→ **Problem statement**: Across the data below, in how many lines does the word "точки" appear? Give only the number.

[Data records for software interfaces]
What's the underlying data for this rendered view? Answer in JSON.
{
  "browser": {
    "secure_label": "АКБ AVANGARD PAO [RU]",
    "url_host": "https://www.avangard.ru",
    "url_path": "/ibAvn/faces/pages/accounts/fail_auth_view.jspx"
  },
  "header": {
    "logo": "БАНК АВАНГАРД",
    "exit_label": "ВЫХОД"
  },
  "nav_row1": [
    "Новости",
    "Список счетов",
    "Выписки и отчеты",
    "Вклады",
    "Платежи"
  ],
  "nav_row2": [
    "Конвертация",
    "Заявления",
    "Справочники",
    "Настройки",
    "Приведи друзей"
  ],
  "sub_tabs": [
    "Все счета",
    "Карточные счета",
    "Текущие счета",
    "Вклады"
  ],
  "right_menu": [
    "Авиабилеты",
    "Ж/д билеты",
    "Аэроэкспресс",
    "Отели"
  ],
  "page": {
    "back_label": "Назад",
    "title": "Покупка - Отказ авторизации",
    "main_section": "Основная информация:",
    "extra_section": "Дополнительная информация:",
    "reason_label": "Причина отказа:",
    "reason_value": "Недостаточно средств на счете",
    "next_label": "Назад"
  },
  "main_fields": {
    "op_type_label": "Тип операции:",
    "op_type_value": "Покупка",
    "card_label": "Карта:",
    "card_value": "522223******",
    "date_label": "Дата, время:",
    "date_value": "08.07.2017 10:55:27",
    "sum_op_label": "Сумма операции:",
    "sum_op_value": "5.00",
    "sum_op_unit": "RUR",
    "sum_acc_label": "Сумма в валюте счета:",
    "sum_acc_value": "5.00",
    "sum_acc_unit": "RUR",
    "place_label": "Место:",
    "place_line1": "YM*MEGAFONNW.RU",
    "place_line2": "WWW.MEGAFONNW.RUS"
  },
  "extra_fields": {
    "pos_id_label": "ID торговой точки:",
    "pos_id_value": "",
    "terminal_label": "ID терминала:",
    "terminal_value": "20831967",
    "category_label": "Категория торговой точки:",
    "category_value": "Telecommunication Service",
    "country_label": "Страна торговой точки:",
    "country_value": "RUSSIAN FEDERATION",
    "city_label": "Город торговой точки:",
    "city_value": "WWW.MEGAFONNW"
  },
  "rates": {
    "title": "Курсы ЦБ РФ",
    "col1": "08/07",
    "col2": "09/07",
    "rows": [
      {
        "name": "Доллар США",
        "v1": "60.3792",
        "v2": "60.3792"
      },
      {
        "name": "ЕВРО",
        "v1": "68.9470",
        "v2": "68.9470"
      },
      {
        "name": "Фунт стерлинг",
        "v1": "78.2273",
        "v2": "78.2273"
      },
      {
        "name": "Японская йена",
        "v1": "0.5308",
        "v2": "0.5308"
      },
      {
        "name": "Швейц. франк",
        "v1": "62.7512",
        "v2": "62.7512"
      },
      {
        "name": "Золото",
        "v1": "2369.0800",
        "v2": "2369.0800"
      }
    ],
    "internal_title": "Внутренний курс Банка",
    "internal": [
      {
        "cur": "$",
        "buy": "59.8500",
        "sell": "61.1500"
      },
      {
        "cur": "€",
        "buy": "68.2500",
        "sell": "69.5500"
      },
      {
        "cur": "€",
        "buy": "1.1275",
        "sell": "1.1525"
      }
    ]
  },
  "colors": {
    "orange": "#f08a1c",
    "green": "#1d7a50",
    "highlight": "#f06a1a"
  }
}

→ **Expected output**: 4